[DIRECTIONS FOR THIS TASK]
In the records that follow, locate every line with "structured" and extract it.

[App and web page records]
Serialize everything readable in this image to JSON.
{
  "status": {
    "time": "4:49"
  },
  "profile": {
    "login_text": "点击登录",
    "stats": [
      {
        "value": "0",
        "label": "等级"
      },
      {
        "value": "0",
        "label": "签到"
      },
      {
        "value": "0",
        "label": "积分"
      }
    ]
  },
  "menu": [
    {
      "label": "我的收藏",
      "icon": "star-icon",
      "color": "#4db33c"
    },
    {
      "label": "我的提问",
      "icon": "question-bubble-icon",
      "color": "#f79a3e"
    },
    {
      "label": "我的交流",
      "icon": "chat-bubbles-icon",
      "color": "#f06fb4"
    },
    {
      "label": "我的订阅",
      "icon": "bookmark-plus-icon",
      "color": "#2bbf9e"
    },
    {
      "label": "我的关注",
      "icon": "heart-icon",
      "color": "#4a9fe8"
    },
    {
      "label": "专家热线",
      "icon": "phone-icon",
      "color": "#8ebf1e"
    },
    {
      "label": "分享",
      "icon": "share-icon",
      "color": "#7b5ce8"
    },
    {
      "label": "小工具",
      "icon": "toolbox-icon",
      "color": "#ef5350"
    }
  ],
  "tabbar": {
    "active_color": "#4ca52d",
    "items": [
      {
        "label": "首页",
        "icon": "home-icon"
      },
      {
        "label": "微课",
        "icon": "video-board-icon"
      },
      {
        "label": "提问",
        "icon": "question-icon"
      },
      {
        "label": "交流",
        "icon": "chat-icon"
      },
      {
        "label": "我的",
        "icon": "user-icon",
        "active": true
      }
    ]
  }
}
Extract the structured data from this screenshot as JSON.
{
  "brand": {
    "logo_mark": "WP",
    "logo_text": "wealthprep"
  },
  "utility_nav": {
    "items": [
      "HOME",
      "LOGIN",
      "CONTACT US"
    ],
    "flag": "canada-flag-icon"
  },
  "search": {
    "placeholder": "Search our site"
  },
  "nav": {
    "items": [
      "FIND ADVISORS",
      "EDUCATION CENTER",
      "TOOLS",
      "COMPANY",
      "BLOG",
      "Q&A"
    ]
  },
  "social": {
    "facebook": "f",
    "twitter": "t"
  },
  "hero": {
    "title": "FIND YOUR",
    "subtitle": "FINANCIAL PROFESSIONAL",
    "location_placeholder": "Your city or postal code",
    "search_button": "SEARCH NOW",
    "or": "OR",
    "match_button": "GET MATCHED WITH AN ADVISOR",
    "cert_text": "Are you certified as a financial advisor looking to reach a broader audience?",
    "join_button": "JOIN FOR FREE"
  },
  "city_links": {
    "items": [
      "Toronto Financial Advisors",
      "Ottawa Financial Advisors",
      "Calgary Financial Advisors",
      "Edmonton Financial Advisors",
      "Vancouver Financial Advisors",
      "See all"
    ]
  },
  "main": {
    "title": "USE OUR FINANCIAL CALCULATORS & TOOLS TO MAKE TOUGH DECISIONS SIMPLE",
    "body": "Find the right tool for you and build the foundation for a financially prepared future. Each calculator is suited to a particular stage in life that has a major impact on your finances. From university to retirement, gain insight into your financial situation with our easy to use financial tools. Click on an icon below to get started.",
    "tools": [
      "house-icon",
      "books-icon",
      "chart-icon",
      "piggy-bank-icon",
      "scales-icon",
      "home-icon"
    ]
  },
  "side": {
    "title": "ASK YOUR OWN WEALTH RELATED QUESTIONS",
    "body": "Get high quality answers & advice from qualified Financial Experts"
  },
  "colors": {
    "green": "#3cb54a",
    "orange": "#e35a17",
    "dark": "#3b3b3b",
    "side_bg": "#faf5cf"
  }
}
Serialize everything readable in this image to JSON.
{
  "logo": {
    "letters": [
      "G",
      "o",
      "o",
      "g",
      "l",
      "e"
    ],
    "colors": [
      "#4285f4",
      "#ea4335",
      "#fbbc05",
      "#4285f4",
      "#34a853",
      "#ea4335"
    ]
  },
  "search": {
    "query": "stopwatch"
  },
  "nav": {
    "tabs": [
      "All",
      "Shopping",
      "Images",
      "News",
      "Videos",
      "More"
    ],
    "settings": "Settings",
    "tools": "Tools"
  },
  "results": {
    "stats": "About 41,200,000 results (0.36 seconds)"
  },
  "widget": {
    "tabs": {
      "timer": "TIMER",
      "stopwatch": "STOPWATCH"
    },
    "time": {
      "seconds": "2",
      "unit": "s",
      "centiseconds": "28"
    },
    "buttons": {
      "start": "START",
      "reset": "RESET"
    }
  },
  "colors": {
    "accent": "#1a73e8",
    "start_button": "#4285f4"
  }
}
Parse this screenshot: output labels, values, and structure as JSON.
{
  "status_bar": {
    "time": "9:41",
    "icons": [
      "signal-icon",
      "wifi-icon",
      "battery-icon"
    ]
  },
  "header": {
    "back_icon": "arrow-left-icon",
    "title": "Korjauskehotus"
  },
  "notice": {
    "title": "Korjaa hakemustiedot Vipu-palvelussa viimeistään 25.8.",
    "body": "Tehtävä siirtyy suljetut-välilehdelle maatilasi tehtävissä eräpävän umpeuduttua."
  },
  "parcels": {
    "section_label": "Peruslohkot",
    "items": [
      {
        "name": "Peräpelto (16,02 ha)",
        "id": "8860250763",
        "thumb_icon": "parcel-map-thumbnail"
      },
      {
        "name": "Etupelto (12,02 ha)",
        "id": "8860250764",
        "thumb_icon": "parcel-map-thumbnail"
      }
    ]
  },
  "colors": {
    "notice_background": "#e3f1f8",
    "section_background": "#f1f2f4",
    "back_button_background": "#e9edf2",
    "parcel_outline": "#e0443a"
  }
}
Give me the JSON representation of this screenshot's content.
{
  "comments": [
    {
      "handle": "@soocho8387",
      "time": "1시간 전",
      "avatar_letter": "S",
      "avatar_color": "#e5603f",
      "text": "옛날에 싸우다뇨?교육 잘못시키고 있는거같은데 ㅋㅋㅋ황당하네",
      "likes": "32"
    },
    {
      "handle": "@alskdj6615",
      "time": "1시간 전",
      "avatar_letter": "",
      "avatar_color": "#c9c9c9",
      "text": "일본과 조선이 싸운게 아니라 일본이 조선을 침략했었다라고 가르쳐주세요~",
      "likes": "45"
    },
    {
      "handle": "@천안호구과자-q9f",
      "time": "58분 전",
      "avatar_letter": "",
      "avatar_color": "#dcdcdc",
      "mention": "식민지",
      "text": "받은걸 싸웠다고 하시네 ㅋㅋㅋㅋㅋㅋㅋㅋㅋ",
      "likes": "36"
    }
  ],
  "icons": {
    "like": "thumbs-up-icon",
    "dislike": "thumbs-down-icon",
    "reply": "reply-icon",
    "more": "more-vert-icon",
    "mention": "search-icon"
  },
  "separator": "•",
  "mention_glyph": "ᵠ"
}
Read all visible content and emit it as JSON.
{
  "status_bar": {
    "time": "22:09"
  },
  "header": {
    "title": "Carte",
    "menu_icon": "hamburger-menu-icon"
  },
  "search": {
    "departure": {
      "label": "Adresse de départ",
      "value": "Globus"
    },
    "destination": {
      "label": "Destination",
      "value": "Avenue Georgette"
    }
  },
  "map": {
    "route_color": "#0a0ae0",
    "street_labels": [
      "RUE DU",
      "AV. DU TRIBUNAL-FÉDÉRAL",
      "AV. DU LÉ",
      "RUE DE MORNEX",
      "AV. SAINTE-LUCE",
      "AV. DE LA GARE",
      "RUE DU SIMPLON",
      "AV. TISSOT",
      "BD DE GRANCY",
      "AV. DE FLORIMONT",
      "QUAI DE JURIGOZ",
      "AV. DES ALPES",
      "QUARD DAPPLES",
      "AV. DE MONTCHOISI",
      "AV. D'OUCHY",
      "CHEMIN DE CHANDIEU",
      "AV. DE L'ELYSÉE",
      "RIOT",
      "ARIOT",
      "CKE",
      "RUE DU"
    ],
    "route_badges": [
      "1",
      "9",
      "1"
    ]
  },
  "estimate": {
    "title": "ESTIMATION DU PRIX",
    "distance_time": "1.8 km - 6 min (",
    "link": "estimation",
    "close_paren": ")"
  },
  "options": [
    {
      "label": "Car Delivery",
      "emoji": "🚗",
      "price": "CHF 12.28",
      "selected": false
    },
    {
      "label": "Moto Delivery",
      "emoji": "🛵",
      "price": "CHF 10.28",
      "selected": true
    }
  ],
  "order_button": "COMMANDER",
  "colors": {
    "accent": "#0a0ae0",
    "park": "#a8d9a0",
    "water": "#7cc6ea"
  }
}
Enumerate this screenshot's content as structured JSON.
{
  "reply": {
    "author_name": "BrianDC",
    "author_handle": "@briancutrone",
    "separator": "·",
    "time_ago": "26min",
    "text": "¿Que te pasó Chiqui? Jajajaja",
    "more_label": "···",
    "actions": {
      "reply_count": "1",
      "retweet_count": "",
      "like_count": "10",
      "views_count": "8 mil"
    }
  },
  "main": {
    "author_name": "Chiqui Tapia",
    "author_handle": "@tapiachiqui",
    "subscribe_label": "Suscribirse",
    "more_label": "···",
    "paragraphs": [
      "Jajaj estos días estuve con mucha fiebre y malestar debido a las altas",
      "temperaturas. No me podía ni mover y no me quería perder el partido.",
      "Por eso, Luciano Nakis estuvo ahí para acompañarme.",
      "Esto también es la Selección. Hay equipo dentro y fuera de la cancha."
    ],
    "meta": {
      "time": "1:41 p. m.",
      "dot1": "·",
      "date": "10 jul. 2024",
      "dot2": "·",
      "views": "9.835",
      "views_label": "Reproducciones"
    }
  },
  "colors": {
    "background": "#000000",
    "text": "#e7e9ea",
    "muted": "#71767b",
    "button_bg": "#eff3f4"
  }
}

[EXERCISE OUTPUT]
Extract the structured data from this screenshot as JSON.
Enumerate this screenshot's content as structured JSON.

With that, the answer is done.